▶ _AIM OF THE EXERCISE_: Sort through the data and copy the lines holding the word "calculator".

-- INFORMATION SUPPLIED follows --

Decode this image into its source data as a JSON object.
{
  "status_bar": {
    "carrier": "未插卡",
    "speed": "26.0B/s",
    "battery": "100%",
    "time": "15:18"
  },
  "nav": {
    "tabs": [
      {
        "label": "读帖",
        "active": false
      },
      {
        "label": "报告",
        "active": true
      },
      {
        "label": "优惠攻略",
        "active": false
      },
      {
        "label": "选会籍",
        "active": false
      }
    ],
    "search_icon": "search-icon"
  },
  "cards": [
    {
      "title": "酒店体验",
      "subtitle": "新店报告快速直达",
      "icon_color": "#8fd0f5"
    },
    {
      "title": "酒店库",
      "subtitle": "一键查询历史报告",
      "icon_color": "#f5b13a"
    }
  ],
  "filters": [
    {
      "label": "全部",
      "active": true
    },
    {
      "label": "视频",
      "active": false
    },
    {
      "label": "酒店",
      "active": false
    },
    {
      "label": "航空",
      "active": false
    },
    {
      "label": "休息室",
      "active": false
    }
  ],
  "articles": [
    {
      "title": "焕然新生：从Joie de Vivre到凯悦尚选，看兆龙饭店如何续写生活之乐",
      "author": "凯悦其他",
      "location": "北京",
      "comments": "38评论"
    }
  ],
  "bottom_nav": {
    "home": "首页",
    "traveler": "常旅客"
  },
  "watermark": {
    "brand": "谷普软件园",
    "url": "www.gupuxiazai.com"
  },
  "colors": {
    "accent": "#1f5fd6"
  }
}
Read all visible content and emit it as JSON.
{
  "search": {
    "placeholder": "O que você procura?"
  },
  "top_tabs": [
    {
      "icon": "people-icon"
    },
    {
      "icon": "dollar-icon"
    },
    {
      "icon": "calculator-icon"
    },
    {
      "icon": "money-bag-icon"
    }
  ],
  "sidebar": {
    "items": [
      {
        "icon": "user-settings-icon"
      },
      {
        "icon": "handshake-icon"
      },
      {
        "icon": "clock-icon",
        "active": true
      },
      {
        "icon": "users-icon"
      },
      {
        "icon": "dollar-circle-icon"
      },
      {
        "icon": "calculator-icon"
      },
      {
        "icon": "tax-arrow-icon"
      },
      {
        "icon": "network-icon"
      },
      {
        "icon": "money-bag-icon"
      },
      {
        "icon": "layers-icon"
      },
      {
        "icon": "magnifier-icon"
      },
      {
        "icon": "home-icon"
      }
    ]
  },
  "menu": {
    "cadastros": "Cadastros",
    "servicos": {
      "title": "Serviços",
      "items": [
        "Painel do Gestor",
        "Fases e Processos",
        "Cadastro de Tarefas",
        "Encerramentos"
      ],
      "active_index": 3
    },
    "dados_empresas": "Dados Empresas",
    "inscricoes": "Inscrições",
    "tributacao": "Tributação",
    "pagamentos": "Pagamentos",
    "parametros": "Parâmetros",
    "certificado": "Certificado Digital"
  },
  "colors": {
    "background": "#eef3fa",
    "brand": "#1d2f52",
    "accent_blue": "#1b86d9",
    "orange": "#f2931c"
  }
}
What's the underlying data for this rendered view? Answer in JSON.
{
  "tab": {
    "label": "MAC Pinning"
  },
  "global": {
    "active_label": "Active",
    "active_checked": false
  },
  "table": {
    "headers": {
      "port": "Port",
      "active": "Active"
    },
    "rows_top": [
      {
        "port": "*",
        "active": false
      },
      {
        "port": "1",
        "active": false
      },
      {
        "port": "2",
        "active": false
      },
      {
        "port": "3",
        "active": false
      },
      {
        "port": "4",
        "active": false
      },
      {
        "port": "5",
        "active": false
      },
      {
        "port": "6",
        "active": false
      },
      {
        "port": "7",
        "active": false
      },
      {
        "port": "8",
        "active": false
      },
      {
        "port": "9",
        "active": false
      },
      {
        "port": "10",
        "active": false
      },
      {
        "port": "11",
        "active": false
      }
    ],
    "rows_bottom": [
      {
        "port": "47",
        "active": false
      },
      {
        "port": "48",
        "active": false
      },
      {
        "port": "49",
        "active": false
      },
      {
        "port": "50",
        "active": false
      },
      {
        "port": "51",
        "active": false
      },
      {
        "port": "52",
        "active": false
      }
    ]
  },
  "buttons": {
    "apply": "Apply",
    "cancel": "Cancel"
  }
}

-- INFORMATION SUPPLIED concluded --

▶ _THE COMPLETED TASK_:
      "icon": "calculator-icon"
        "icon": "calculator-icon"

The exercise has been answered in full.